  • Connecting alternative input devices (overlay keyboards, touch screens);
  • Constructing and utilising on-screen word banks;
  • Inserting page numbers;
  • Inserting text, graphics, tables and documents from other applications.


Becoming familiar with a program will allow you to identify when the students are ready to move onto a new technique, feature or to use the software for a more demanding purpose. In terms of assessing ICT capability it simply means that you have the ability to determine if a student has learned a technique effectively by using it for the right reasons. It also means “reflecting on the processes it helps a student to carry out and the techniques with which particular effects can be achieved” (Kennewell, Parkinson, & Tanner, 2000).

It is far more beneficial for students if you are to become knowledgeable about one program than to have acquaintances with a large number. Don’t fear that this may limit their capabilities as it is better for them to progressively develop their skills with a small number of versatile programs. Develop their confidence through carefully structured activities.



Qualities of a competent teacher

Teacher Competency in ICT

If schools are to improve the development of students’ ICT capability, it is through the work of teachers and other staff who support learning. The capabilities of a technically competent teacher directly impacts the ICT capability development in students.


In addition to the characteristics of the competent teacher above, here are the top qualities of a competent teacher in a 21st century classroom using technology today.


Job-related knowledge

An ICT competent teacher does not have to know everything about ICT or how to use it. However, they need to know the best practices to use ICT in subjects so that they can facilitate the development of ICT capability. This also has a lot to do with knowledge of the curriculum content and having the zest and enthusiasm to explore/develop ICT teaching strategies that will fit the students’ level of capability and pace of learning with technology. It means having an appreciation of where your students are, where they are heading and where they should be.


Communication skills

Teachers also need to be articulate and be able to communicate well. Participate in meetings with relative ease and provide constructive criticism only.


This means working with minimal supervision and completes assigned tasks within a specific period of time.



A competent teacher shows willingness to assume additional tasks and even volunteer to do other jobs.



Being a competent teacher is also about making informed decisions that are sound and mature.



You need to be able to adapt and adjust to existing situations. This also involves being open to feedback.

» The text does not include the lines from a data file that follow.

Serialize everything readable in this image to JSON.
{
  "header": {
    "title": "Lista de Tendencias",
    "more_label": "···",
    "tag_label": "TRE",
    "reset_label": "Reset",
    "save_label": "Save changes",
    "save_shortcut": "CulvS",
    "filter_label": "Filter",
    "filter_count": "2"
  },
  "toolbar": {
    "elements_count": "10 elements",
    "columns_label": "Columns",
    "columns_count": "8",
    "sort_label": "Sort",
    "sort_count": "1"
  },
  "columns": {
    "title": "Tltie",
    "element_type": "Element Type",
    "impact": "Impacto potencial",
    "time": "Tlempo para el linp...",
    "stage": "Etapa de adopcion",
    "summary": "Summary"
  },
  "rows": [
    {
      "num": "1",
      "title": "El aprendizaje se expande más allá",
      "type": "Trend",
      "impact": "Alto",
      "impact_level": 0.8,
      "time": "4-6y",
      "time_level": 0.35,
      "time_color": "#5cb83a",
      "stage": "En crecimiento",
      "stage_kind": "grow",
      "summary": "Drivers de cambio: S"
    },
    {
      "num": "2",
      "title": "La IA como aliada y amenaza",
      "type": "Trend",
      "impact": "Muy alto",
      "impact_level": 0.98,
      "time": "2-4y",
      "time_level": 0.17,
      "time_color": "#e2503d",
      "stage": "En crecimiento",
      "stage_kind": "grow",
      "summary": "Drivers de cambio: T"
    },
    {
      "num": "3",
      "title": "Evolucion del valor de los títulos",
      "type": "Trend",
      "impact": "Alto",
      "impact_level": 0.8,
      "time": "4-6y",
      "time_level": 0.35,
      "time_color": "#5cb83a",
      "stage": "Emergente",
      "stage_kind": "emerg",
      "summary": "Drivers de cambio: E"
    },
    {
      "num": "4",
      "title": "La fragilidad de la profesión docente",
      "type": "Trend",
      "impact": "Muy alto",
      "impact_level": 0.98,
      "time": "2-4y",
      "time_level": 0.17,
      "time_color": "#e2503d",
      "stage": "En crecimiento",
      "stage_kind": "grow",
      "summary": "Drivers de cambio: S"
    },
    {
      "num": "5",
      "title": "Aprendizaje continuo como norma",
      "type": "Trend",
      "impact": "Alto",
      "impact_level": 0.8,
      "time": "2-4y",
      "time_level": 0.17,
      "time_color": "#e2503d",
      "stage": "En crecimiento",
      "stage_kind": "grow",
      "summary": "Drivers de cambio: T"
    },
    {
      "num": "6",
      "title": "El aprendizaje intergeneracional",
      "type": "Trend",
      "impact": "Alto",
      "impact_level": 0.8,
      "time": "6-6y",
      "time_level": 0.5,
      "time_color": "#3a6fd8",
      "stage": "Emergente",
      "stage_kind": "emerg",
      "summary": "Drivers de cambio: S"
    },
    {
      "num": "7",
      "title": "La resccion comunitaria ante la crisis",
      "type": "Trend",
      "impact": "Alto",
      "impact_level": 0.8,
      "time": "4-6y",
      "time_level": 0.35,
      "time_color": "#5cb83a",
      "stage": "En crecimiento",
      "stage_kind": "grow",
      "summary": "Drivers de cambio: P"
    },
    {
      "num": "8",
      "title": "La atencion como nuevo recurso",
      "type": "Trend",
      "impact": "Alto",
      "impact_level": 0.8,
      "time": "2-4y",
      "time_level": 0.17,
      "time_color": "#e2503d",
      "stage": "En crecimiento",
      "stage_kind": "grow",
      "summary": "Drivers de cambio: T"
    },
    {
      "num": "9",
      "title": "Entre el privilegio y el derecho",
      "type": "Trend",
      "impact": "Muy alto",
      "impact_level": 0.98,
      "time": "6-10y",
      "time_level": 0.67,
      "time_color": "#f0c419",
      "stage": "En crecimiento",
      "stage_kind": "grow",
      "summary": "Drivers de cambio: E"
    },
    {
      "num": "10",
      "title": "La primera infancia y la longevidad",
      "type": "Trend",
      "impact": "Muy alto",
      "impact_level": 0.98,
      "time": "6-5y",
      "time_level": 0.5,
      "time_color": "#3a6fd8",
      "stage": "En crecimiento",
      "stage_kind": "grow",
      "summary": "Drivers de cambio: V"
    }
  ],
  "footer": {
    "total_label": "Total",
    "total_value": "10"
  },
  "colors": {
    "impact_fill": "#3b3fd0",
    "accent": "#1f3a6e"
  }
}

As a good teacher, you would adhere to the rules, policies and procedures with the highest degree of professionalism. Professionalism is about attending professional learning opportunities for teaches using technology in the classroom and delegating responsibilities faithfully.


Interpersonal skills

You can also be warm and supportive in nature working harmoniously with others.


These qualities of a competent teacher will enable employ technology teaching strategies today.



Competent Teacher

Formative Assessment Strategies in Primary School

 Online PD Workshop for Teachers

Completing this course will contribute to 4 hours of NESA registered PD addressing 2.6.2 and 3.4.2 of Australian Professional Standards for Teachers towards maintaining Proficient Teacher accreditation in NSW and Victoria.

Joining fee: $200